- [WORK INSTRUCTIONS]: Scan the listing for the word "tape", and copy out each line where it is found.

|---|

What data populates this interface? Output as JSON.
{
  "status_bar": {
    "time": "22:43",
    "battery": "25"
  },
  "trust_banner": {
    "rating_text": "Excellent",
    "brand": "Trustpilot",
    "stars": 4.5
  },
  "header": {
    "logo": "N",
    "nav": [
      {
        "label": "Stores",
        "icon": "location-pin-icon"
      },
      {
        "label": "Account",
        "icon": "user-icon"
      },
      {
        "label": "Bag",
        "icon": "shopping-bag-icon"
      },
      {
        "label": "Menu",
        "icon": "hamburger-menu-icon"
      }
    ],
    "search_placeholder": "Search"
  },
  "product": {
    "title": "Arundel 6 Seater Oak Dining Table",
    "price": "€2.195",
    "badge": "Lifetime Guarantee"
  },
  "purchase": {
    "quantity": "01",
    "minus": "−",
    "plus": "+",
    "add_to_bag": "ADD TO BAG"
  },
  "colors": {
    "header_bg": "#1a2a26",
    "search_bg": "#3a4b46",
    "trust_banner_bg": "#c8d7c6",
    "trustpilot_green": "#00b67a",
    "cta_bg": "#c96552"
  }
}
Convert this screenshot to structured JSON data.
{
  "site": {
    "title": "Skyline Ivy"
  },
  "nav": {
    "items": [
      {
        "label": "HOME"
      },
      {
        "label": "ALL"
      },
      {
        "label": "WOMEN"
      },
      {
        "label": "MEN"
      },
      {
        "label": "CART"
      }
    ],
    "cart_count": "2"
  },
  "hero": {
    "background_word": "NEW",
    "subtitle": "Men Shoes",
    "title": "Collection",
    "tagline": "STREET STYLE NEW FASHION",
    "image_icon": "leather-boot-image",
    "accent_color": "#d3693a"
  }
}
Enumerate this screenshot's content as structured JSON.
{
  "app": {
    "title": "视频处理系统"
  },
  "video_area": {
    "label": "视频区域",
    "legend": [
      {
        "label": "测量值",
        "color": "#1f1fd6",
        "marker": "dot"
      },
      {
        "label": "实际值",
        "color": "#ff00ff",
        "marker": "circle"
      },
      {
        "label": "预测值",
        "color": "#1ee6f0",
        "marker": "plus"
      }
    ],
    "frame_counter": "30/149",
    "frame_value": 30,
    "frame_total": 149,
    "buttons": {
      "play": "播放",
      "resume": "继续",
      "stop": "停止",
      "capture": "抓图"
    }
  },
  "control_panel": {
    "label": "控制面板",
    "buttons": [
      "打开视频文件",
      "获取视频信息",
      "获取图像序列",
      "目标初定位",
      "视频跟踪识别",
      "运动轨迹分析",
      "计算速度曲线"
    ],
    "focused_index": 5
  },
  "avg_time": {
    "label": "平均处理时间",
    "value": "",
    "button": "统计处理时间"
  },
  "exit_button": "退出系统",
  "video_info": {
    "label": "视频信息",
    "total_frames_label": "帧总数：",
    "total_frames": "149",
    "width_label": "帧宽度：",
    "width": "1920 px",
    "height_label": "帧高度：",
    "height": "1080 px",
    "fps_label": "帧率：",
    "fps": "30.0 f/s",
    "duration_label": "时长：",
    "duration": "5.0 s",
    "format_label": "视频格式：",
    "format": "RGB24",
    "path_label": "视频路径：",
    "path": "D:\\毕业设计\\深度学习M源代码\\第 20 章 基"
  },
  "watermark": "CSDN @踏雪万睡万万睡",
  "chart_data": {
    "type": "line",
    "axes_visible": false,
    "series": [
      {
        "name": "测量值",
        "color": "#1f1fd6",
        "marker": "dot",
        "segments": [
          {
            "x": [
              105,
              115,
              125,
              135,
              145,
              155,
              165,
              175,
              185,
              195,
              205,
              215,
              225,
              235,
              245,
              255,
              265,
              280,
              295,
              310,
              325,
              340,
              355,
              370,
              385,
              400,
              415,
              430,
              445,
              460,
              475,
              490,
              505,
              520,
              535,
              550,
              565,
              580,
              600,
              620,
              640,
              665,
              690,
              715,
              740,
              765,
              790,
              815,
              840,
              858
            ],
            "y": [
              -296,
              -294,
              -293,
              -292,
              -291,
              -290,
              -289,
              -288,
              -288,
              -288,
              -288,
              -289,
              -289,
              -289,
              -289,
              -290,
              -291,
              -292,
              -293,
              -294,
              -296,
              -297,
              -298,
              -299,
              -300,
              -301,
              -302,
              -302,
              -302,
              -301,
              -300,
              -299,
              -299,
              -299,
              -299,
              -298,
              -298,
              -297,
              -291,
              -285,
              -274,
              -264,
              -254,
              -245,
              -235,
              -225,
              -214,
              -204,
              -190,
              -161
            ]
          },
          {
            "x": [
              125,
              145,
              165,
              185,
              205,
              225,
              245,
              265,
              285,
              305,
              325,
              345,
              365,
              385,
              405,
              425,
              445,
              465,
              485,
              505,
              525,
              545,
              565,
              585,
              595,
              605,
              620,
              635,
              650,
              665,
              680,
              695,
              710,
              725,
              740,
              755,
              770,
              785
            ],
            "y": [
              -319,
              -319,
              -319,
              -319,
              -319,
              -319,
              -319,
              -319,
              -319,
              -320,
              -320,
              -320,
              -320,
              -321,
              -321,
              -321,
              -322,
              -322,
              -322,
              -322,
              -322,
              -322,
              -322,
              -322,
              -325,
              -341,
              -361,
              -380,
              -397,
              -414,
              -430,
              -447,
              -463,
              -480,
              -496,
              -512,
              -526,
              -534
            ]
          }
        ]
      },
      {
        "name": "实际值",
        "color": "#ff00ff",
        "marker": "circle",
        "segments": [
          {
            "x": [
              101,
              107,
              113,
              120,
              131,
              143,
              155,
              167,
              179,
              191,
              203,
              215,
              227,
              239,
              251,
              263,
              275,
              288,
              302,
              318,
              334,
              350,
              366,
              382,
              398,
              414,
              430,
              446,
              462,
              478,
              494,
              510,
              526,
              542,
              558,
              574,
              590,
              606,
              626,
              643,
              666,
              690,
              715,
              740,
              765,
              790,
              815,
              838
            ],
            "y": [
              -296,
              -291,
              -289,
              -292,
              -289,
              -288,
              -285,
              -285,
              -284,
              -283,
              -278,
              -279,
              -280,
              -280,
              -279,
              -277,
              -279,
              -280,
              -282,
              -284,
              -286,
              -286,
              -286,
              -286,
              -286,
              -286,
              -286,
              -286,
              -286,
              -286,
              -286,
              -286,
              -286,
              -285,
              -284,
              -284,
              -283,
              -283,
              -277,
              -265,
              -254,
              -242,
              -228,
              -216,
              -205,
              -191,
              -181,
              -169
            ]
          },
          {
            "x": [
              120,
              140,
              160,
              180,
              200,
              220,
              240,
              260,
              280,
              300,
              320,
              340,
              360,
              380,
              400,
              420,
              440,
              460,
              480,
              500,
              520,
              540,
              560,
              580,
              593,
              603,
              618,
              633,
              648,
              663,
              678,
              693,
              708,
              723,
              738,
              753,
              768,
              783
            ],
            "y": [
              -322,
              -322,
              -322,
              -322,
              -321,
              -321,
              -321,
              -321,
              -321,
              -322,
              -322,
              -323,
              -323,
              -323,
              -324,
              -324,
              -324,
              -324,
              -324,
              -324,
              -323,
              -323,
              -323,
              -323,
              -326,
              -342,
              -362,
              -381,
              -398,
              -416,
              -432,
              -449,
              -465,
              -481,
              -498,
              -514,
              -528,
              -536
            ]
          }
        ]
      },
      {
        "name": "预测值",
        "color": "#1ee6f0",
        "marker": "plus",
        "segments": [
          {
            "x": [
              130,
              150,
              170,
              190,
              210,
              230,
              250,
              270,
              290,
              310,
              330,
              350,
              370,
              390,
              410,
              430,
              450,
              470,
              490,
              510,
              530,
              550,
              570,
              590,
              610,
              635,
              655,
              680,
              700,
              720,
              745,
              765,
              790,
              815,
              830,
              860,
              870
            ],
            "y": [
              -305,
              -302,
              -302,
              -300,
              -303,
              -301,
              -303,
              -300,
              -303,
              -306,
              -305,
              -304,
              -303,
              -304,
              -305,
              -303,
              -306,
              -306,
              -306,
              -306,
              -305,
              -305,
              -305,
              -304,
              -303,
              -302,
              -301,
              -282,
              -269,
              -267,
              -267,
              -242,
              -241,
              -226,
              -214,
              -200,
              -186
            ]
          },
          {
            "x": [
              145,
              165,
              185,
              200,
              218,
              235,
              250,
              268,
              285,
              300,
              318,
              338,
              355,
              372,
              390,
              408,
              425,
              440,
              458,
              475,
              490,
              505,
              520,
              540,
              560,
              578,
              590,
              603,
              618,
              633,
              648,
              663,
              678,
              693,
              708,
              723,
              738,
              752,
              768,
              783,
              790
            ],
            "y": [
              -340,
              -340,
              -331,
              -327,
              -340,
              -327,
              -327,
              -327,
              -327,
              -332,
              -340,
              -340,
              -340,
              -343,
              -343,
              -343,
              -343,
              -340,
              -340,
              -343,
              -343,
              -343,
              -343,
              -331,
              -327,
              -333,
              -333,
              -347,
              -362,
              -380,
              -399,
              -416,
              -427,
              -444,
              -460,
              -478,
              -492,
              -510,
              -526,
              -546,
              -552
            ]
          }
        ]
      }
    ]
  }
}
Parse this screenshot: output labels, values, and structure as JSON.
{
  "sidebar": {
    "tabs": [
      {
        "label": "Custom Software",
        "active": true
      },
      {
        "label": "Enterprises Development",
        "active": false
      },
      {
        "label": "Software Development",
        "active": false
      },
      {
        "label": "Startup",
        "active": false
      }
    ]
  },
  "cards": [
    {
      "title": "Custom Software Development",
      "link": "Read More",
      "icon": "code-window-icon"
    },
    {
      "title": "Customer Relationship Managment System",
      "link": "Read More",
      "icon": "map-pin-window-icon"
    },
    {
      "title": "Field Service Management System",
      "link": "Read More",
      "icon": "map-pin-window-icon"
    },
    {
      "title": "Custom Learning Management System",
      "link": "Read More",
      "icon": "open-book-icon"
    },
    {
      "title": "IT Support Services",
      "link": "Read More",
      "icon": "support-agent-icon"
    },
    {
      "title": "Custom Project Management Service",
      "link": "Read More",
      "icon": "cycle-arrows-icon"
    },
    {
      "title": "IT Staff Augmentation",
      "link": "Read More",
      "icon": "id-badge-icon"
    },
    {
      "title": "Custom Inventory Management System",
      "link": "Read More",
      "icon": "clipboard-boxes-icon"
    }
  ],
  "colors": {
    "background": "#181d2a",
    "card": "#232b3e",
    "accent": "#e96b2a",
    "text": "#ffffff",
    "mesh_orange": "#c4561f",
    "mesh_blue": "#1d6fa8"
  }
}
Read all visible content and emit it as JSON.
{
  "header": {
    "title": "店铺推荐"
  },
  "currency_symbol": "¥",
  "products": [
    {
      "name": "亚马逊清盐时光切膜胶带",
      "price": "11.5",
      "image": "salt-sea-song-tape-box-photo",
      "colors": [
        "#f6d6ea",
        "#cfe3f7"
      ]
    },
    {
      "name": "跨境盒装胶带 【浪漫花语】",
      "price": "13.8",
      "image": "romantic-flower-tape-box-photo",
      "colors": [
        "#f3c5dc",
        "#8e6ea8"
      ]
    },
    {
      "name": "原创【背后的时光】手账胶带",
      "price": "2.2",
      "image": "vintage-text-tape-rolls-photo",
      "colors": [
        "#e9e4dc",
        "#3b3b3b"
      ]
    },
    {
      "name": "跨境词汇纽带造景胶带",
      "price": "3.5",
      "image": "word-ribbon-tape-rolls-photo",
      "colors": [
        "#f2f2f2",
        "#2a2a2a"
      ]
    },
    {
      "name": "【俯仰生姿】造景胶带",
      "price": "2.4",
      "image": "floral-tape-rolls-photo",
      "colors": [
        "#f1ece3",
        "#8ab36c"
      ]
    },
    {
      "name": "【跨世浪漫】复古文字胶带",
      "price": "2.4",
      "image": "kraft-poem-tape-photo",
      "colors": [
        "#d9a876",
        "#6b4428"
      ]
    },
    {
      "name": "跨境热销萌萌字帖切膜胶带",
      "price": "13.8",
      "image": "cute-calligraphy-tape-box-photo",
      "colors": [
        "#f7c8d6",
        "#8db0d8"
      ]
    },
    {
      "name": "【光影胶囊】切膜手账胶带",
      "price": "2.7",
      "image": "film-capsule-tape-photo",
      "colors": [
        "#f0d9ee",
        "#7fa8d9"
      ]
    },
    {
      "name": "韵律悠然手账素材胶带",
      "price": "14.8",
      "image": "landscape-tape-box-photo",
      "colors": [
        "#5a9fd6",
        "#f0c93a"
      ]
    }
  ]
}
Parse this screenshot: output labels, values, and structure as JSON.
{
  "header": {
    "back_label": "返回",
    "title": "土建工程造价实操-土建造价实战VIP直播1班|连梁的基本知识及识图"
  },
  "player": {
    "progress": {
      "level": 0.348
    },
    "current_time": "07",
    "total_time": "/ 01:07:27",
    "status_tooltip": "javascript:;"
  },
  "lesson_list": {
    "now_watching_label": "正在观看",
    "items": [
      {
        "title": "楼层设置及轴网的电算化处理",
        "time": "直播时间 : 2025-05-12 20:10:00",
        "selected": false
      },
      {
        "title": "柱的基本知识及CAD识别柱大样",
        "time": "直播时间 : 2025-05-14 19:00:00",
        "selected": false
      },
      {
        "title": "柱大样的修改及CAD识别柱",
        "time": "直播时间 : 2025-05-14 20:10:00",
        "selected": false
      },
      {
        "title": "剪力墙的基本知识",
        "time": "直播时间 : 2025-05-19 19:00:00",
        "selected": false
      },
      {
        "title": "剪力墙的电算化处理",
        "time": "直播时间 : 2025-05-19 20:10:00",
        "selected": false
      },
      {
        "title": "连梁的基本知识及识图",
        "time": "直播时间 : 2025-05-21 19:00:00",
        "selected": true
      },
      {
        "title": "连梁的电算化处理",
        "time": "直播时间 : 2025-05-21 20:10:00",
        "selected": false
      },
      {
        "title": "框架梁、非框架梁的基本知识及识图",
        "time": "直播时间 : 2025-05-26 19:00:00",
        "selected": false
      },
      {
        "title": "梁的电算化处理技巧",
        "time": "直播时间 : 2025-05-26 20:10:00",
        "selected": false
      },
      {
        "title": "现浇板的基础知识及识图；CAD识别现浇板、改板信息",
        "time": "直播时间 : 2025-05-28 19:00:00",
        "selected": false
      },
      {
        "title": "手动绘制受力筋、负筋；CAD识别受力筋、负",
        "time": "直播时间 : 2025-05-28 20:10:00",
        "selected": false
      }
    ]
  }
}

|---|

- [RESULT FOR THIS EXERCISE]:
      "image": "salt-sea-song-tape-box-photo",
      "image": "romantic-flower-tape-box-photo",
      "image": "vintage-text-tape-rolls-photo",
      "image": "word-ribbon-tape-rolls-photo",
      "image": "floral-tape-rolls-photo",
      "image": "kraft-poem-tape-photo",
      "image": "cute-calligraphy-tape-box-photo",
      "image": "film-capsule-tape-photo",
      "image": "landscape-tape-box-photo",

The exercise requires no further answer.